“We’ll likely see the General Fund in the Senate this week,” Sen. Reed, R-Jasper, said, adding that the House and Senate will meet three days this week for the 22nd, 23rd, and 24th legislative days of the session that cannot last beyond 30 working days.
That would leave six legislative days for the next two weeks and one day, Monday, May 22. “But we don’t have to meet 30 days,” Sen. Reed told the Business Council of Alabama’s Tuesday briefing that was sponsored by the Drummond Co. Inc.
The $1.84 billion General Fund budget bill, HB 155 by Rep. Steve Clouse, R-Ozark, is in the Senate Finance and Taxation General Fund Committee, and the $6.4 billion, 2017-18 Education Trust Fund budget bill, SB 129 by Sen. Arthur Orr, R-Decatur, awaits action on the House calendar.
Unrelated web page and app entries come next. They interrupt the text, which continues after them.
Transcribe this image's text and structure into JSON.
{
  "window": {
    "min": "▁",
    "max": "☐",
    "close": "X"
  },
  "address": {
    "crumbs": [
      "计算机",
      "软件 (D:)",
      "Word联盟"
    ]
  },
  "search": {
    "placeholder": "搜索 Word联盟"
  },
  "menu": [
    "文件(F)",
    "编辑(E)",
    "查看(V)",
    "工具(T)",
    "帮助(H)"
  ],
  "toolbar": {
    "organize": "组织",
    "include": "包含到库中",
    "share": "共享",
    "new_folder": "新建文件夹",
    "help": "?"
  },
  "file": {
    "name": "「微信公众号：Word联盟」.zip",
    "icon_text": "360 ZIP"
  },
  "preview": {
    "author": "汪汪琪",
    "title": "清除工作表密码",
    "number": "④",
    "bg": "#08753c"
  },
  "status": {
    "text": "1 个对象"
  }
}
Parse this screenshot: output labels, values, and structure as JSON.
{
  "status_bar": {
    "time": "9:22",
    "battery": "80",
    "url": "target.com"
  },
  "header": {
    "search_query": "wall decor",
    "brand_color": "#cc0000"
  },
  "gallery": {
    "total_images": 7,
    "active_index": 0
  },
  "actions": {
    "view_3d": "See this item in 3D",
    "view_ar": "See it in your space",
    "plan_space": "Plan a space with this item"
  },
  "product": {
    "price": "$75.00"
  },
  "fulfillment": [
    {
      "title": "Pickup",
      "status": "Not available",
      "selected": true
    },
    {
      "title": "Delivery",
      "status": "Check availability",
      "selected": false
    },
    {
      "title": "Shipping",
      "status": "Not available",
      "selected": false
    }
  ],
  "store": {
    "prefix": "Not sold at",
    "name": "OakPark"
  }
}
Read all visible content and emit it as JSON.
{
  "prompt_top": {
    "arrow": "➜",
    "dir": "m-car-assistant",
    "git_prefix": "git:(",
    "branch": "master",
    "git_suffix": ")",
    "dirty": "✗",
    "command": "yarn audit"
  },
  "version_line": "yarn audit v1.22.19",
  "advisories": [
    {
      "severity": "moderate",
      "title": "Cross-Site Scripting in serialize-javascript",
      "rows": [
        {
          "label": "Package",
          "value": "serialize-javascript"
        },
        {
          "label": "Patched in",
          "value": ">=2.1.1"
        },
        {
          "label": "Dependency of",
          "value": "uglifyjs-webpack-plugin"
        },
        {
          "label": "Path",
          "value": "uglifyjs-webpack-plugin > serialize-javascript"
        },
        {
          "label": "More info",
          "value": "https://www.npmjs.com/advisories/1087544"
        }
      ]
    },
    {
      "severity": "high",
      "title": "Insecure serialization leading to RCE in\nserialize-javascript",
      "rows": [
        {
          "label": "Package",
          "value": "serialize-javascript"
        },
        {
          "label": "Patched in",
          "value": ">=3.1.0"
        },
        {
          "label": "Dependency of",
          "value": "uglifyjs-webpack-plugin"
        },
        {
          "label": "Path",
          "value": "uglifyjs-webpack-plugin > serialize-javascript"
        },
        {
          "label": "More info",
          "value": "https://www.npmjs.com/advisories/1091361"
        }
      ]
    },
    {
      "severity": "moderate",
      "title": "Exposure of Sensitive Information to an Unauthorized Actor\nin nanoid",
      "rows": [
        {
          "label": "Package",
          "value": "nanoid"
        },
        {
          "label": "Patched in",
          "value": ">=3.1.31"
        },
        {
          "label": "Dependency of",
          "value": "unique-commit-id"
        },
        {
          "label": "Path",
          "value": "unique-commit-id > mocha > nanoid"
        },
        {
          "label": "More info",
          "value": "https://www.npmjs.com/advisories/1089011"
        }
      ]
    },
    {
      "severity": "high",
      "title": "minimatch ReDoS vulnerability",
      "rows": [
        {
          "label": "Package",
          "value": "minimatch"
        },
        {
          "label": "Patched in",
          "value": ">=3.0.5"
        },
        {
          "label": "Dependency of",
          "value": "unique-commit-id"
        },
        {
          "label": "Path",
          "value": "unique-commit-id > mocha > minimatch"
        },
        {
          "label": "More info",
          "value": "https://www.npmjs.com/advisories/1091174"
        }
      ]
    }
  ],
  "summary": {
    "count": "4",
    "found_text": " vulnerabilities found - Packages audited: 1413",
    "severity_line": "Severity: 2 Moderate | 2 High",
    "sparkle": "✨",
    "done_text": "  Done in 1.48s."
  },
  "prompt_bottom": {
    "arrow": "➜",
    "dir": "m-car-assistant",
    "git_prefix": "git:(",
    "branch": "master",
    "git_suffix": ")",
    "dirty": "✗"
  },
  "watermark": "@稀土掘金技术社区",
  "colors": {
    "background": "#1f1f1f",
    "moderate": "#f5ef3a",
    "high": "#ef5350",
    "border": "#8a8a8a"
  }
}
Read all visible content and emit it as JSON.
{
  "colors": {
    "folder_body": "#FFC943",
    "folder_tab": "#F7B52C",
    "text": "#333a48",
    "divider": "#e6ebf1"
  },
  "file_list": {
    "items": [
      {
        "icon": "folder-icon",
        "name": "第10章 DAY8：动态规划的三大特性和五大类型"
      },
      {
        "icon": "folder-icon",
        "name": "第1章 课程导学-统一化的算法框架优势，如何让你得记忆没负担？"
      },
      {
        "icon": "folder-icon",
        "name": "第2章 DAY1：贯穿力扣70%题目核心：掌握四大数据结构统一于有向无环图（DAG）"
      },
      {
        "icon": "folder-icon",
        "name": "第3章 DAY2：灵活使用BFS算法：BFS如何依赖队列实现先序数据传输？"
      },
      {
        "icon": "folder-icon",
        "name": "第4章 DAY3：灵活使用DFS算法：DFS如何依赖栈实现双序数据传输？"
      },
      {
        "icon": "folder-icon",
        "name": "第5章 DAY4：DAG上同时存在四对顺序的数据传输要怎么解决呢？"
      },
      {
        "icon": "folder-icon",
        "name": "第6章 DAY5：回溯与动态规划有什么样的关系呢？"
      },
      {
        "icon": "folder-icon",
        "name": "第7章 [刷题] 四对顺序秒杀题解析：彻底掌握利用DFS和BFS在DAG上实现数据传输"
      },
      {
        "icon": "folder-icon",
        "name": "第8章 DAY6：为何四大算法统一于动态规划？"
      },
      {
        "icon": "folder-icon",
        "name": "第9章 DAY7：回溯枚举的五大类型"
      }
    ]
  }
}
HB 284, the autism coverage mandate bill by Rep. Jim Patterson, R-Meridianville, is in the Senate Finance and Taxation General Fund Committee.
The bill mandates what amounts to a health insurance tax that BlueCross-Blue Shield of Alabama estimates would cost policyholders and large and small businesses that provide medical insurance between $49 and $98 million annually, the Associated Press reported today.
The Business Council of Alabama, writing about a compromise piece of legislation, HB 404 by Rep. Jack D. Williams, R-Vestavia, is concerned about the cost of the mandate to business and individuals and taxpayers.
The House passed Rep. Patterson’s HB 284 without knowing the cost of providing autism spectrum therapies to taxpayers who fund Medicaid, to private businesses and employees, and public employees who pay for private insurance coverage.
“There are challenges for that legislation,” said Reed, deputy chairman of the Senate Health and Human Services Committee that rides herd over Medicaid issues.
“This is an issue important to the people of Alabama and important certainly to those families (of autistic children) but it’s also important to industry because the treatment of these conditions for these children can be extraordinarily expensive,” Reed said.
“When you think about that, we as legislators have to manage not only the public benefit and the public health but also the business climate and the opportunity that promotes an appropriate business schedule so that we’re not mandating what business has to do,” Sen. Reed said.
Sen. Reed said an amendment added in the House that would mandate Medicaid coverage for autism therapies does not have a Legislative Fiscal Office cost estimate but that is being worked on. “I’m told that number could be as high as $20 million,” Sen. Reed said.
If so, $20 million would be a 3 percent increase to the General Fund portion of Medicaid’s current $701 million proposed appropriation. The bill assumes passage of a proposed tax increase to pay for current programs.
Sen. Reed, the force behind a Medicaid revision over the last several years with the creation of Regional Care Organizations and integrated care, said the General Fund is strapped for cash now. Legislators are trying to rein in Medicaid cost increases that are pushing $100 million a year.
“My goodness, we don’t have enough money to fund our Medicaid program as it is,” Sen. Reed said. “We have to have additional resources for the RCO model. Add $20 million on the top of that would be a struggle.”
Sen. Reed said it’s unknown whether the House and Senate will be able to accomplish legislative redistricting as ordered by a federal court before the session ends on or before May 22.
Bills have been introduced in the House and Senate to redraw districts that can pass court muster. The House bill came out of committee today.
“If you leave out politics we can do it,” Sen. Reed said.